• @DannyNiu This kind of questions shows up in isogeny-based cryptography, specifically SIDH/SIKE. Oct 30, 2019 at 9:05
• Hint: Consider another point $Q\in E'$ such that $\{S,Q\}$ is a basis of the $\ell_A^{e_A}$-torsion of $E'$ and look how $\phi\circ\widehat\phi$ acts on these points. Oct 30, 2019 at 9:11
• my guess (cmiiw) is that $\ker(\phi) = \langle \widehat{\phi}(Q) \rangle$ because $\phi(\widehat{\phi}(Q)) = [\ell_A^{e_A}]Q =$ identity. However, it is still unclear to me why should $\langle \widehat{\phi}(Q) \rangle = \langle R \rangle$.
– tfp
Oct 30, 2019 at 9:24
• @tfp You are right that $\ker(\phi)=\langle\widehat\phi(Q)\rangle$, but your argument only shows the $\supseteq$ inclusion. Re: "why should $\langle\widehat\phi(Q)\rangle=\langle R\rangle$", note that you've assumed $\ker(\phi)=\langle R\rangle$. Oct 31, 2019 at 12:29
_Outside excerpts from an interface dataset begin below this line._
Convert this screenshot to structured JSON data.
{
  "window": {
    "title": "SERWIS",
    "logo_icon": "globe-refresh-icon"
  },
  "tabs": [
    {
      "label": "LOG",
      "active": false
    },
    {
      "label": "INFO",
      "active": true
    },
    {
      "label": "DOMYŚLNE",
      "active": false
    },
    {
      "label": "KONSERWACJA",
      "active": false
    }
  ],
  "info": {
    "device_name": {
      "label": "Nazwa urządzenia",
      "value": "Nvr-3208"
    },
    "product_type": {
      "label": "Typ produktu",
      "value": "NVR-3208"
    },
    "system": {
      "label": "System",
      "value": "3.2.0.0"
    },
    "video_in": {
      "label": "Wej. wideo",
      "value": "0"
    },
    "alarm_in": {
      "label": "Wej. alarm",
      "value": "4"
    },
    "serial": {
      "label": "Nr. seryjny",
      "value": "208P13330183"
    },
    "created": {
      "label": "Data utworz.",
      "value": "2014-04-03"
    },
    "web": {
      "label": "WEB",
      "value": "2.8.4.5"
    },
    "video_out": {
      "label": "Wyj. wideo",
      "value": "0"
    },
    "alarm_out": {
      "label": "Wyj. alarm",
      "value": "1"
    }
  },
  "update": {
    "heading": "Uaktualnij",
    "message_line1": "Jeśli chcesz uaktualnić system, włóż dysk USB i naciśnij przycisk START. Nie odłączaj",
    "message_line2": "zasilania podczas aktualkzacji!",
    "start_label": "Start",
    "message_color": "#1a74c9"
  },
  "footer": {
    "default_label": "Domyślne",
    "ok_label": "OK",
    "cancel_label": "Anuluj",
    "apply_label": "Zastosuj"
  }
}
We have that $$R \in E$$ is a point of order $$\ell_A^{e_A}$$, generating the kernel of $$\phi$$. Because $$\ell_A^{e_A}$$ is coprime to $$p$$, the $$\ell_A^{e_A}$$-torsion subgroup of $$E$$ has the following structure:

$$E[\ell_A^{e_A}] \cong \frac{\mathbb{Z}}{\ell_A^{e_A}\mathbb{Z}} \times \frac{\mathbb{Z}}{\ell_A^{e_A}\mathbb{Z}}.$$
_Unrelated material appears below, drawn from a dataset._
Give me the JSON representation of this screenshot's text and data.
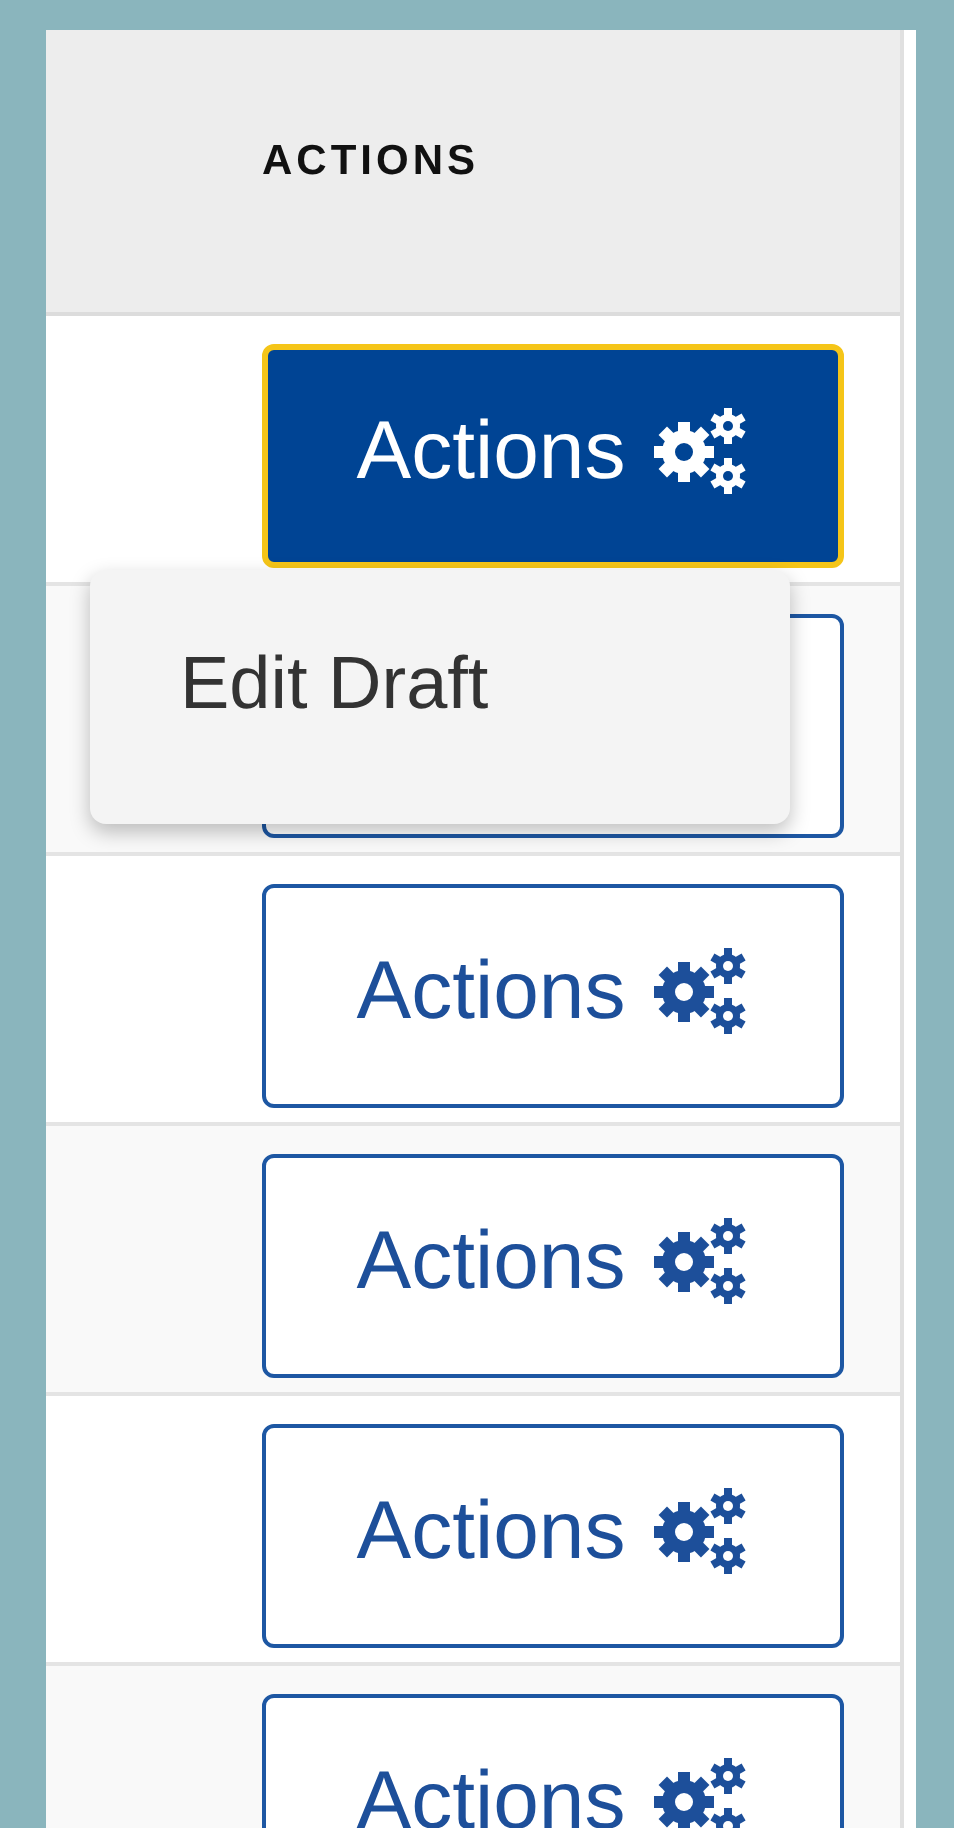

Thus, as we know, two independent points of order $$\ell_A^{e_A}$$ generate $$E[\ell_A^{e_A}]$$. So there are points of order $$\ell_A^{e_A}$$ in $$E[\ell_A^{e_A}]$$ which are independent of $$R$$ - call one of them $$Q$$. That is, the kernels generated by $$R$$ and $$Q$$ only intersect trivially.

Now consider what happens when $$Q$$ is mapped via $$\phi$$, giving $$\phi(Q) \in E'$$. Because the subgroup $$\langle Q \rangle$$ only intersects trivially with $$\langle R \rangle = \ker \phi$$, and because isogenies are group homomorphisms, $$\phi(Q)$$ must have order $$\ell_A^{e_A}$$ on $$E'$$.

We also have that $$\widehat{\phi} \circ \phi = [\ell_A^{e_A}],$$ which is the multiplication-by-$$\ell_A^{e_A}$$ endomorphism on $$E$$. See, for example, Silverman's "The Arithmetic of Elliptic Curves" Section III.6 for proof of this fact and other facts about the dual isogeny. By definition, the kernel of the above endomorphism $$[\ell_A^{e_A}]$$ must be $$E[\ell_A^{e_A}]$$ - all the points which when multiplied by $$\ell_A^{e_A}$$ give the identity $$\mathcal{O}_E$$. This includes $$Q$$. So $$\phi(Q)$$ must be in the kernel of $$\widehat{\phi}$$.

So, because $$Q$$ is a point of order $$\ell_A^{e_A}$$ in the kernel of $$\widehat{\phi}$$ (an isogeny of degree $$\ell_A^{e_A}$$), it must generate said kernel. This gives us exactly what you wanted: a generator of the kernel of the dual isogeny. Simply map an independent point of the correct order through $$\phi$$ to get a generator of $$\ker \widehat{\phi}$$.

The same applies in the other direction: Given $$S$$ generating the kernel of $$\widehat{\phi}$$, we can pick a point of order $$\ell_A^{e_A}$$ independent of $$S$$ on $$E'$$ and map it through $$\widehat{\phi}$$ to get a point of order $$\ell_A^{e_A}$$ on $$E$$, in the kernel of $$\phi$$. This point must generate the kernel (it won't necessarily be equal to $$R$$, but it will be in the subgroup generated by $$R$$).